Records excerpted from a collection
>>>>>
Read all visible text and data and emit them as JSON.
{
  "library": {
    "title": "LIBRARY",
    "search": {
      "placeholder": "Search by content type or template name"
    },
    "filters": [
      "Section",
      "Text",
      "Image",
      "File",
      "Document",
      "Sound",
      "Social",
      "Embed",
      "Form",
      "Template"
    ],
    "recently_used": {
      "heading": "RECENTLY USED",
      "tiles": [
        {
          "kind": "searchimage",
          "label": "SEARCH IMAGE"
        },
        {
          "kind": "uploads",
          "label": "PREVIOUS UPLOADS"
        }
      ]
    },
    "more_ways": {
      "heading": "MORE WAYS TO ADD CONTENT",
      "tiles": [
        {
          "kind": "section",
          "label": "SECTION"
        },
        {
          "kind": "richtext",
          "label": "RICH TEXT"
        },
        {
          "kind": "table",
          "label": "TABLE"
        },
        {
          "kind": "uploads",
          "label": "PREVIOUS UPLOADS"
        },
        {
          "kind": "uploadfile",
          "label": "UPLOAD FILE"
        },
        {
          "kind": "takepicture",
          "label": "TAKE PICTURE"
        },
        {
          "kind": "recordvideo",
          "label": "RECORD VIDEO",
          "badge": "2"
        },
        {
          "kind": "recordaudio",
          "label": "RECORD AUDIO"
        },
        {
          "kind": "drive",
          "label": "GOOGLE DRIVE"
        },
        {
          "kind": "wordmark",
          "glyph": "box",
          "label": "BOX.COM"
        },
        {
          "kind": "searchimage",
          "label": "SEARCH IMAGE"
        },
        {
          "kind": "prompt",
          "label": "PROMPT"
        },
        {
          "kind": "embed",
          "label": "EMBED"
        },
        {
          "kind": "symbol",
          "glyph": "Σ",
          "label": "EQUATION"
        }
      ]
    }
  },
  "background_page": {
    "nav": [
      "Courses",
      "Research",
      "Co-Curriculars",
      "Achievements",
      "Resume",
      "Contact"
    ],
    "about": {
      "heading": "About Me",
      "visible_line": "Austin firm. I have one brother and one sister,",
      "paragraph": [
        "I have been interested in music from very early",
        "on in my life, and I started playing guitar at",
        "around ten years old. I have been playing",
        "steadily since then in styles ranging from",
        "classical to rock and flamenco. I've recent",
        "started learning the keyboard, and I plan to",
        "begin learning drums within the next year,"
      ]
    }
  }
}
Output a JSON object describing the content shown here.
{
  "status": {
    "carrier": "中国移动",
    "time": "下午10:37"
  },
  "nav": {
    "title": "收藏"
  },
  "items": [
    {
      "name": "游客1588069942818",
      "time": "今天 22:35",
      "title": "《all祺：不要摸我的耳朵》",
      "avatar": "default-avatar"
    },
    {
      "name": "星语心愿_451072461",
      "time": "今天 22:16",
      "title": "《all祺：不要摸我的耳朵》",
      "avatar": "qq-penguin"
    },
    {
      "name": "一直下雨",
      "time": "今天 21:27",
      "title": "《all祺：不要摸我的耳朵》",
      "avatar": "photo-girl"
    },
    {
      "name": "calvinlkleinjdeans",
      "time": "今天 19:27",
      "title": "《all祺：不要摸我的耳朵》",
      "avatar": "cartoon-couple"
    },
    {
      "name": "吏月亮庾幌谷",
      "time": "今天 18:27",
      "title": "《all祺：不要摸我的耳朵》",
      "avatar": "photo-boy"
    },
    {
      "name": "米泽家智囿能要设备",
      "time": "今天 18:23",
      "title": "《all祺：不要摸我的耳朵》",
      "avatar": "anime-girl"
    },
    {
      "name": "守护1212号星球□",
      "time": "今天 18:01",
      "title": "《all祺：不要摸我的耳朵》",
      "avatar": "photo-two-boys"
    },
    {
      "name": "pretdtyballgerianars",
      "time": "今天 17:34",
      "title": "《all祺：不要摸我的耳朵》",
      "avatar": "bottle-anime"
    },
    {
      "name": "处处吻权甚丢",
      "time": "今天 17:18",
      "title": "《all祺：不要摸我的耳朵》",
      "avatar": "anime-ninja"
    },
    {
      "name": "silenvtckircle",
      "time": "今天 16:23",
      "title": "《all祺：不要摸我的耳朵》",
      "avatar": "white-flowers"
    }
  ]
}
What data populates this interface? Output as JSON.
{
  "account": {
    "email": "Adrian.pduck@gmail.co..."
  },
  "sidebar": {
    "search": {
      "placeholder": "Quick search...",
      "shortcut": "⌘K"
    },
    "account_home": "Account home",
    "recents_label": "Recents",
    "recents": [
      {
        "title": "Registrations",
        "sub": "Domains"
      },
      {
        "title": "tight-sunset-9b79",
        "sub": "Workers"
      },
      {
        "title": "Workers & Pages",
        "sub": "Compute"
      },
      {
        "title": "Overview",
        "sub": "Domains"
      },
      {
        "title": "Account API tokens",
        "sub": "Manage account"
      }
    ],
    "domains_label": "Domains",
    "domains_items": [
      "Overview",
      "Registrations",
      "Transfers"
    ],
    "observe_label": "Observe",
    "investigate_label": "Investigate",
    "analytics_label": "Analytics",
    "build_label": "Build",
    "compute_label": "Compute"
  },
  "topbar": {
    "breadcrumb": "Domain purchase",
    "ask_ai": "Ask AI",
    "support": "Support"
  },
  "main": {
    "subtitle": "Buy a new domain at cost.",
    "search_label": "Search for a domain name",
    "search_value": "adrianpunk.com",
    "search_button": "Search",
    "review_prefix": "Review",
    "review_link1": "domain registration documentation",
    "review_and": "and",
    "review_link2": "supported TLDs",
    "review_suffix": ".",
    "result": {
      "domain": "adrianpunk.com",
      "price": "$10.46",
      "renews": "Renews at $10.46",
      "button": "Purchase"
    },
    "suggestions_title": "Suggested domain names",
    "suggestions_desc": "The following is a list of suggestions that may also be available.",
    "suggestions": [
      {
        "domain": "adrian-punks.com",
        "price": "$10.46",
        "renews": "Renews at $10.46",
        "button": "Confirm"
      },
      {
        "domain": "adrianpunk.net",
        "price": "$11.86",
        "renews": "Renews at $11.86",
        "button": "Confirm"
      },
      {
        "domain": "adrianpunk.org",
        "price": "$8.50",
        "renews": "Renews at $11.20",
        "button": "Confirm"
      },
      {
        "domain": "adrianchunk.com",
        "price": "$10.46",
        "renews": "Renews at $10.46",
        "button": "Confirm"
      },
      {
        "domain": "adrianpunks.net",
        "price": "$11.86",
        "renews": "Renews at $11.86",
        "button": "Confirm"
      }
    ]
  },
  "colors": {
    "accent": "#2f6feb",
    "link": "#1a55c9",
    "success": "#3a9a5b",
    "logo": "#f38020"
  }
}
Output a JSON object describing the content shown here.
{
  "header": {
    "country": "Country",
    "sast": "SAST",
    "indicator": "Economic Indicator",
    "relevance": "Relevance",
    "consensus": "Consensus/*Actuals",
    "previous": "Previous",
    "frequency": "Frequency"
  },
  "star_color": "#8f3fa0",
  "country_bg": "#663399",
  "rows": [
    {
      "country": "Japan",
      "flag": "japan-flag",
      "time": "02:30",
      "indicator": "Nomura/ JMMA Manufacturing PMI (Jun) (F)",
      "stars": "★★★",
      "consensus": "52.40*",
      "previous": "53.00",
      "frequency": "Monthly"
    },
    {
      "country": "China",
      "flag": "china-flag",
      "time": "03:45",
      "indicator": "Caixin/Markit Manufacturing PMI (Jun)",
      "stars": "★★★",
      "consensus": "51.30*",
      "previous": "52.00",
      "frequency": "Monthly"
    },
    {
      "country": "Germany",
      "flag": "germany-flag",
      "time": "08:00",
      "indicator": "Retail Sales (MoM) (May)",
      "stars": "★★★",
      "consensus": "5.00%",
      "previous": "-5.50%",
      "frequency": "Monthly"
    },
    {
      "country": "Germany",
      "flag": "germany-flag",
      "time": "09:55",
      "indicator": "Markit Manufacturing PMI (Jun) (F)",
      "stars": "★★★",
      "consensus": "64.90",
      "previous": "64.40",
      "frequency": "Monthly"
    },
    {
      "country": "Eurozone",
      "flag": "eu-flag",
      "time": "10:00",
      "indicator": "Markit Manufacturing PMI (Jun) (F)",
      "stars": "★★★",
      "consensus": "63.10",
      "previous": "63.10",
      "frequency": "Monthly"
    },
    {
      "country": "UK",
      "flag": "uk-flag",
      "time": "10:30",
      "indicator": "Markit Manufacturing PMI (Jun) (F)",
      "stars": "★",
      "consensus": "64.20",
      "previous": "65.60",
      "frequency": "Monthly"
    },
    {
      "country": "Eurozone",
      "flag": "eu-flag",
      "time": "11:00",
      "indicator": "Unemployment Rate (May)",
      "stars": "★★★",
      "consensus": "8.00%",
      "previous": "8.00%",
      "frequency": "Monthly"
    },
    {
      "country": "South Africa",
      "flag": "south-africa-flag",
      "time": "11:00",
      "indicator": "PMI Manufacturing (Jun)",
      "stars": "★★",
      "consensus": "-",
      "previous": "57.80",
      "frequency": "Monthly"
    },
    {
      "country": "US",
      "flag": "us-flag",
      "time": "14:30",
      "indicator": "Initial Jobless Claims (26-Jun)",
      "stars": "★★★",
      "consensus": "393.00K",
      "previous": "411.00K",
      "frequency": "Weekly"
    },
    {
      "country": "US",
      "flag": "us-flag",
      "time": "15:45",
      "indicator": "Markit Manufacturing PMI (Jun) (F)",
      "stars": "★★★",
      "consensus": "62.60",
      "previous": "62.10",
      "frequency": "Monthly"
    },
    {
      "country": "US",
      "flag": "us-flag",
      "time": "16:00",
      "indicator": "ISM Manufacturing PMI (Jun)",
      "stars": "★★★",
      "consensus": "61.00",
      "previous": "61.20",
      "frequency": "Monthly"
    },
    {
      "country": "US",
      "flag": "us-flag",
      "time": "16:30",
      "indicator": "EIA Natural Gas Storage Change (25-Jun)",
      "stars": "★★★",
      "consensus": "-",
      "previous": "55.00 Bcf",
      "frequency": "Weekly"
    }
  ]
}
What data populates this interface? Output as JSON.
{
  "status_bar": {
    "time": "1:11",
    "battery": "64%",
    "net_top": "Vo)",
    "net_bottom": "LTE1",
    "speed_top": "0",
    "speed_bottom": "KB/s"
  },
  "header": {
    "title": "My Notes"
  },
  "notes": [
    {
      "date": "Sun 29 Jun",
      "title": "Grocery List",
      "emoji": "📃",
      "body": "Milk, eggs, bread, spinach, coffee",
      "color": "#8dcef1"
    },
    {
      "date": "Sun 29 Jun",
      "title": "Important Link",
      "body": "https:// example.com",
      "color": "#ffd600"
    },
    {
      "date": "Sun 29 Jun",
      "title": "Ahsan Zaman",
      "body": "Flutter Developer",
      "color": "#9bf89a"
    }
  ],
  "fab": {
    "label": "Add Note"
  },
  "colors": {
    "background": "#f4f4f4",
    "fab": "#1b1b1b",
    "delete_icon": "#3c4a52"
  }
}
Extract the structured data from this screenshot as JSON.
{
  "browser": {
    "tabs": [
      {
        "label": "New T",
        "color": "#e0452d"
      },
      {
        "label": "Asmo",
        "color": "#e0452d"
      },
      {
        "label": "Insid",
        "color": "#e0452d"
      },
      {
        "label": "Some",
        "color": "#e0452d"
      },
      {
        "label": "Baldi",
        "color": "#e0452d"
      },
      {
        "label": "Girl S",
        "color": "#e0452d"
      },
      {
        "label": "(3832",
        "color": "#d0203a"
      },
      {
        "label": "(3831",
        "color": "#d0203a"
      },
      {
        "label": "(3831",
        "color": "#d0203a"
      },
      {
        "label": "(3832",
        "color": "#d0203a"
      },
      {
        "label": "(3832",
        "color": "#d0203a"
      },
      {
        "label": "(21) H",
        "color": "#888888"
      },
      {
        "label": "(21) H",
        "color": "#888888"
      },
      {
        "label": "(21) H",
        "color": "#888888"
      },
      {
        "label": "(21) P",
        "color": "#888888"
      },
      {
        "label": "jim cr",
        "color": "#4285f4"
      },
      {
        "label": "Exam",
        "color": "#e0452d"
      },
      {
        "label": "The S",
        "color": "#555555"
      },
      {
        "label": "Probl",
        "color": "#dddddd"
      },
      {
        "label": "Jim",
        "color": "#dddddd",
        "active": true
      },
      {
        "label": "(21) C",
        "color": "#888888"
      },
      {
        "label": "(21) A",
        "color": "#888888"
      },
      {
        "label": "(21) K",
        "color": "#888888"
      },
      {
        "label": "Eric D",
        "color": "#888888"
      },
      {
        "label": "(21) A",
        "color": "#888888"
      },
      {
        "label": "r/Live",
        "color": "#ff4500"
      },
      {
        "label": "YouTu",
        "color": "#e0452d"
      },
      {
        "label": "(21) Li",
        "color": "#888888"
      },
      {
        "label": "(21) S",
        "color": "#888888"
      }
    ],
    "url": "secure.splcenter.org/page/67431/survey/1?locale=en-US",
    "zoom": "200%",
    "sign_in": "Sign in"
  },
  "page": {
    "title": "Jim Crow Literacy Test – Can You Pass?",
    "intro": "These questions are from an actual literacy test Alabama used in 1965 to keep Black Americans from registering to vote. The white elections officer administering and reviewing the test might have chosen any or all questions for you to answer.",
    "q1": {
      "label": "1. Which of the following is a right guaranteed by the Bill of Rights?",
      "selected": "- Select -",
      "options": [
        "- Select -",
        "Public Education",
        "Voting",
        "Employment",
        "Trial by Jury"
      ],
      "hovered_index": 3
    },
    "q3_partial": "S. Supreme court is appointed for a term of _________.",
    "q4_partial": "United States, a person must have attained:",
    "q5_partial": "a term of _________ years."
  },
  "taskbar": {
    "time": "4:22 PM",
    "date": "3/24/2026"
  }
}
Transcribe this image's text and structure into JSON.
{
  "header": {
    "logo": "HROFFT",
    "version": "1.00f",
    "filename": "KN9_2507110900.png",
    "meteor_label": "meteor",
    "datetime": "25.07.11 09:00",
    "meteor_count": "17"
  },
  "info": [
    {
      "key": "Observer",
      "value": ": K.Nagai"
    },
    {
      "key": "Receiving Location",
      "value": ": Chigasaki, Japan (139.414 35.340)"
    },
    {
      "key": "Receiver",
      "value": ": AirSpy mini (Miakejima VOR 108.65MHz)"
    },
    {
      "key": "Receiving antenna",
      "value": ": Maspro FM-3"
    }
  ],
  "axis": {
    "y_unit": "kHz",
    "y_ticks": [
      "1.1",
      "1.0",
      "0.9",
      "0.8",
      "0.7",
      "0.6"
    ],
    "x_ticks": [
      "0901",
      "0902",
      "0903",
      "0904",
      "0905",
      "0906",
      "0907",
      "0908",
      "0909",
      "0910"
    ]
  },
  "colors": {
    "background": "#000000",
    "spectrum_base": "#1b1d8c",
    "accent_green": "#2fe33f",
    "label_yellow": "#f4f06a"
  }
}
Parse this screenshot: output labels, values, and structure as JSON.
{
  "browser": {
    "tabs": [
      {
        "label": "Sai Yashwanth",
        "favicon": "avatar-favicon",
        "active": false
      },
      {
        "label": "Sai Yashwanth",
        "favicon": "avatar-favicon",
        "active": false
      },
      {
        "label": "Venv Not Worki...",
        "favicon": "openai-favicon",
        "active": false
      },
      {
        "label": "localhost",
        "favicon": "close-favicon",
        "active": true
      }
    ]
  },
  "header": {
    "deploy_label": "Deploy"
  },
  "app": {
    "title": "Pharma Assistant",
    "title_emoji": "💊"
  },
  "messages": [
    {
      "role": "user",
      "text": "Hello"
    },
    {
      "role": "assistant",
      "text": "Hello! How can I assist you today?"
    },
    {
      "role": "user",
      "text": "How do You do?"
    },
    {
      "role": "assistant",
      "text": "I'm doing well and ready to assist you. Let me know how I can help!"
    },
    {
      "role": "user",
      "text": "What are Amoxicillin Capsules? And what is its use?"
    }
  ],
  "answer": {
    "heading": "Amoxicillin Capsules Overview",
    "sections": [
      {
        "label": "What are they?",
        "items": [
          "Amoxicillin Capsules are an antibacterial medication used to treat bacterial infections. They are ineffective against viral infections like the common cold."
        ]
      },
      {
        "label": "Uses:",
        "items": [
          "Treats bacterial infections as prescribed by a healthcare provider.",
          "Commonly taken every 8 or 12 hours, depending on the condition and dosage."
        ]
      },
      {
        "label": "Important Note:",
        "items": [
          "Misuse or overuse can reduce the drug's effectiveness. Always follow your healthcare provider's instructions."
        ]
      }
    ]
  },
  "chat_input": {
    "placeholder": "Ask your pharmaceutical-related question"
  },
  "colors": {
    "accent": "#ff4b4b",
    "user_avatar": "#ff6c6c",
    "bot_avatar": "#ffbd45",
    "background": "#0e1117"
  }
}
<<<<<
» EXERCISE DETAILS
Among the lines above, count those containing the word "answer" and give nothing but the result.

» PROBLEM SOLUTION
2